Or it could simply be a reflection of Jack’s sense of reality: for whatever reason, he needs Meg. There’s a bit of Fred Astaire–Ginger Rogers going on there (quoth Katherine Hepburn: “He gives her class, she gives him sex”), but that’s not it. Meg has become, in her own modest way, not only a decent and reliable drummer but also an integral part of the White Stripes’ sound. I’ve poked fun at Meg’s workmanlike bash-bash-bash before, and some critics have said worse; not since Ringo Starr has a drummer been so tarred as outclassed by her company. But watching them live, it all makes sense: Meg’s baby–John Bonham thump provides all the bottom that Jack White’s songs need, giving him plenty of space to play around but a rock-solid foundation. Sure, he could be playing with Jim Keltner or Dave Grohl, but who needs that much drumming? For the White Stripes to work, Jack needs symbiosis. In his ex-wife, he has just what he needs.

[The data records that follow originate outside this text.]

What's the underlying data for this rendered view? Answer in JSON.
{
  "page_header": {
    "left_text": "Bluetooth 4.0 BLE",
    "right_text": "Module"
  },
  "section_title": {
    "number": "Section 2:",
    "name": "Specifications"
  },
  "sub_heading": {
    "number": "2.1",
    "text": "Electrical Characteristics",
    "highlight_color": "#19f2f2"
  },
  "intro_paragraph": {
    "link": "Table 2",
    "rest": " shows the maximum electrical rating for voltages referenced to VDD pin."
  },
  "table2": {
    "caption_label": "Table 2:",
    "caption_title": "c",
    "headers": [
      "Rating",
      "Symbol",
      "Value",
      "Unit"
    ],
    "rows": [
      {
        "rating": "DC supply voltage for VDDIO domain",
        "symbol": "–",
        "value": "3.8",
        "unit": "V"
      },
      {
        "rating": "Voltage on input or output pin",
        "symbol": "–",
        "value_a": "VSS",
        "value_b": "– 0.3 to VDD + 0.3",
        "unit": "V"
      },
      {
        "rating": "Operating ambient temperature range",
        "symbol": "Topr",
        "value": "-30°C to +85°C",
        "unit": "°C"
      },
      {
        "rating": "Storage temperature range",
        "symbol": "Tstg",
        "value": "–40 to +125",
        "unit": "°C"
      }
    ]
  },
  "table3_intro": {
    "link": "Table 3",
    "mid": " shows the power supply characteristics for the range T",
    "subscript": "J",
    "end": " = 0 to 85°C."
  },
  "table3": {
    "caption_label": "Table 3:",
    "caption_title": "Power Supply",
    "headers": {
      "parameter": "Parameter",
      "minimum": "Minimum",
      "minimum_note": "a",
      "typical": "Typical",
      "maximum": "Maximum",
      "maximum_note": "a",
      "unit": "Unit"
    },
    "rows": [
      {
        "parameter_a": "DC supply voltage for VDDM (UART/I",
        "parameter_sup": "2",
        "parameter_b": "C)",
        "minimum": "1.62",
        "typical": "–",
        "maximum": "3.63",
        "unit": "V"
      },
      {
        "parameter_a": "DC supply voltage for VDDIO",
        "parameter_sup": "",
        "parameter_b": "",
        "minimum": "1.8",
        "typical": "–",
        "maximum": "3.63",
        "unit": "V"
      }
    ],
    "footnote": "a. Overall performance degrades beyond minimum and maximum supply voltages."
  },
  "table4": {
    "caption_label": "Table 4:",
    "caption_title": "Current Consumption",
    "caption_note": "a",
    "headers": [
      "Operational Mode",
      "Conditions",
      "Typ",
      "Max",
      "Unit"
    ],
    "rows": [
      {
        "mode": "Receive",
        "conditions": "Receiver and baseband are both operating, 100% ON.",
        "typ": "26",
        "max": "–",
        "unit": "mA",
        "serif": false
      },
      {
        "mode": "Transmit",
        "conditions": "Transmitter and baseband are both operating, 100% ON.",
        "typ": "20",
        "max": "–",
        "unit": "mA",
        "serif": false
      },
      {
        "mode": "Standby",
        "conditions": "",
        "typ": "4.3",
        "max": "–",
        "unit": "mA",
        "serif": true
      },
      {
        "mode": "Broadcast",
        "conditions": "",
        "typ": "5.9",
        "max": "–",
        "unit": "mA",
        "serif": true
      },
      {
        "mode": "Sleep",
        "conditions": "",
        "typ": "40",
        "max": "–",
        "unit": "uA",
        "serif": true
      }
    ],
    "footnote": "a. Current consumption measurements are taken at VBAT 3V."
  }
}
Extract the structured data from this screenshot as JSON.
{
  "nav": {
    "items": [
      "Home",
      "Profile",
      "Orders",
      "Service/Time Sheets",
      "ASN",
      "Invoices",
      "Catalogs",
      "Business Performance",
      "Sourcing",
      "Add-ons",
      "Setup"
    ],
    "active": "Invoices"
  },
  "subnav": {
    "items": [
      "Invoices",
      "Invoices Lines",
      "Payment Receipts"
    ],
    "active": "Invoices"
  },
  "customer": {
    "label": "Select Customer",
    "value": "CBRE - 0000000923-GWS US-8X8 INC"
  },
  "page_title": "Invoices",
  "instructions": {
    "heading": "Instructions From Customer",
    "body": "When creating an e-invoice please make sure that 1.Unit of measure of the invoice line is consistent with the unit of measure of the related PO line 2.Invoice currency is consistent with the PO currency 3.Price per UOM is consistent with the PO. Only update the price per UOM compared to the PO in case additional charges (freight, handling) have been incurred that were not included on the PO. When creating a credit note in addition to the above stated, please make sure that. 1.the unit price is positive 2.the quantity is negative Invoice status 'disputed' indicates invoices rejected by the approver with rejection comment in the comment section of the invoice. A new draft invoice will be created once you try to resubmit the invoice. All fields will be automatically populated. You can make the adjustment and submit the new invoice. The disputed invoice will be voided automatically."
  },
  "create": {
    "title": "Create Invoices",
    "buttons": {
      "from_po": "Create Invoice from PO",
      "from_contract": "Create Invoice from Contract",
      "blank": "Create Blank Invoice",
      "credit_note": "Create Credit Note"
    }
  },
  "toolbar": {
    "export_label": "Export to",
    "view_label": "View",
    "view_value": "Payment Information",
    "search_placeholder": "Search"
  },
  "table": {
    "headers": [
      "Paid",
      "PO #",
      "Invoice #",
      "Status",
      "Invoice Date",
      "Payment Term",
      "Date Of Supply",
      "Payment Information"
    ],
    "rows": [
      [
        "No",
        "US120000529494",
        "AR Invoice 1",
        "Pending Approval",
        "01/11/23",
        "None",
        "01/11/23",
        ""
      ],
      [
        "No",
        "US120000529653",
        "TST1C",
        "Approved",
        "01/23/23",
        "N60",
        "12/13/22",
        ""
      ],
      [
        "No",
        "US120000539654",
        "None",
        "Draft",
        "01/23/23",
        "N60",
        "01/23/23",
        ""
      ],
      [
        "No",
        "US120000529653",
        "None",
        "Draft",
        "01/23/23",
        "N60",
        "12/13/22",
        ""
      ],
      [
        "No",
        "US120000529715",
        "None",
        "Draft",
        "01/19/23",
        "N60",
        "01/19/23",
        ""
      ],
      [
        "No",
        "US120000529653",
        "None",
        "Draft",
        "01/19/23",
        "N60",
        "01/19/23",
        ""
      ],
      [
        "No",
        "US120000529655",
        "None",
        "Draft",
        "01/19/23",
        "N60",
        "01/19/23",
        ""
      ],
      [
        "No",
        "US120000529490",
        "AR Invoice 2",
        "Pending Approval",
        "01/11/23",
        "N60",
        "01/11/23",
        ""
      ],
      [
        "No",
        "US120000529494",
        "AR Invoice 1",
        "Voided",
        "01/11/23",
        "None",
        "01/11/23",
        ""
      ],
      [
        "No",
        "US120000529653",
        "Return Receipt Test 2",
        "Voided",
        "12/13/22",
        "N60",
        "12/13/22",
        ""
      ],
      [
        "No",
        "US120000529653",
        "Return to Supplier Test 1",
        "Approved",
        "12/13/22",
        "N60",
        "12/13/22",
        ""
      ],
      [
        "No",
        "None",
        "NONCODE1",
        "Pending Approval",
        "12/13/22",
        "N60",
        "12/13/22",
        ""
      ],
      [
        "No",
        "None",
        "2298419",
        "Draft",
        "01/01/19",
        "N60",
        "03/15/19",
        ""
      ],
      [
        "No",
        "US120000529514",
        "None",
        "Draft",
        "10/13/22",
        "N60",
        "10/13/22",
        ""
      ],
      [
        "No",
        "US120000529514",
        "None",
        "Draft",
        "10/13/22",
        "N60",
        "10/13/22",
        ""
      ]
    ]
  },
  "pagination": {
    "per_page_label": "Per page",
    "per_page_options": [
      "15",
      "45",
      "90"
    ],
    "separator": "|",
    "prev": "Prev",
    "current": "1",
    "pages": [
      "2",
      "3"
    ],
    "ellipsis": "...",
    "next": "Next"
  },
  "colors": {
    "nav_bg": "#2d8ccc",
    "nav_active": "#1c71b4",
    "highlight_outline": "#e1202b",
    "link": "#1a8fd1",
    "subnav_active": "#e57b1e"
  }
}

The first time I saw the Stripes live, it was the summer of 2002, in a double-bill with the Strokes at Radio City Music Hall. White Blood Cells had just been re-released on a major label, Elephant wasn’t even a gleam in Jack’s eye, and the twosome were out to prove that their newfound MTV exposure and rock-press hype hadn’t spoiled them. They were technically the show opener, and some of the crowd eager for the Strokes clearly weren’t into it, in no small part because Jack wasn’t trying to please anybody: he stomped and squealed and pealed off unflinching blues riffs, rarely finishing a song and barely acknowledging the crowd. I, for one, loved it.
The only person Jack seemed even aware of in that cavernous hall that night was Meg. At that point, all the details about their complicated relationship weren’t out yet; the press was still digging around for evidence of their brief marriage and taunting Jack for the whole brother-sister charade. Onstage, Jack looked impassioned but self-absorbed, a large chip clearly on his shoulder. His interaction with Meg seemed one of swimmer-escaping-sharks to piece-of-handy-driftwood. They were focused on each other, but for all their bravado, they looked like they were clinging to each other out of necessity.
The Jack we saw last weekend was older, newly married, a platinum journeyman, a bit more settled (in my mother-in-law’s opinion, perhaps too settled; she wanted to see a little more freakout at the show!) – a guy confident enough to entertain the crowd in his own peculiar idiom. Yet his devotion to Meg remains undimmed. Meg’s never going to be fool enough to try to go solo, but she’s matured and gotten more confident, too. Her drumming was natural and unforced, and her vocal on “In the Cold, Cold Night,” after a couple of bum notes, bordered on flawless. (She’s still gotta work on singing Get Behind Me Satan’s “Passive Manipulation” in key, though.) Even after observing all of Jack’s dalliances with celebrity – dating Renée Zellweger, marrying a model, producing Loretta Lynn – she looks more unfazed to be sharing a stage with him than ever.
So, final trivia question: When is Meg White going to record a drum solo?
Answer: On the final White Stripes album, the next-to-last song – just like Ringo. It will last 15 seconds, and, defying expectations, it will kick ass.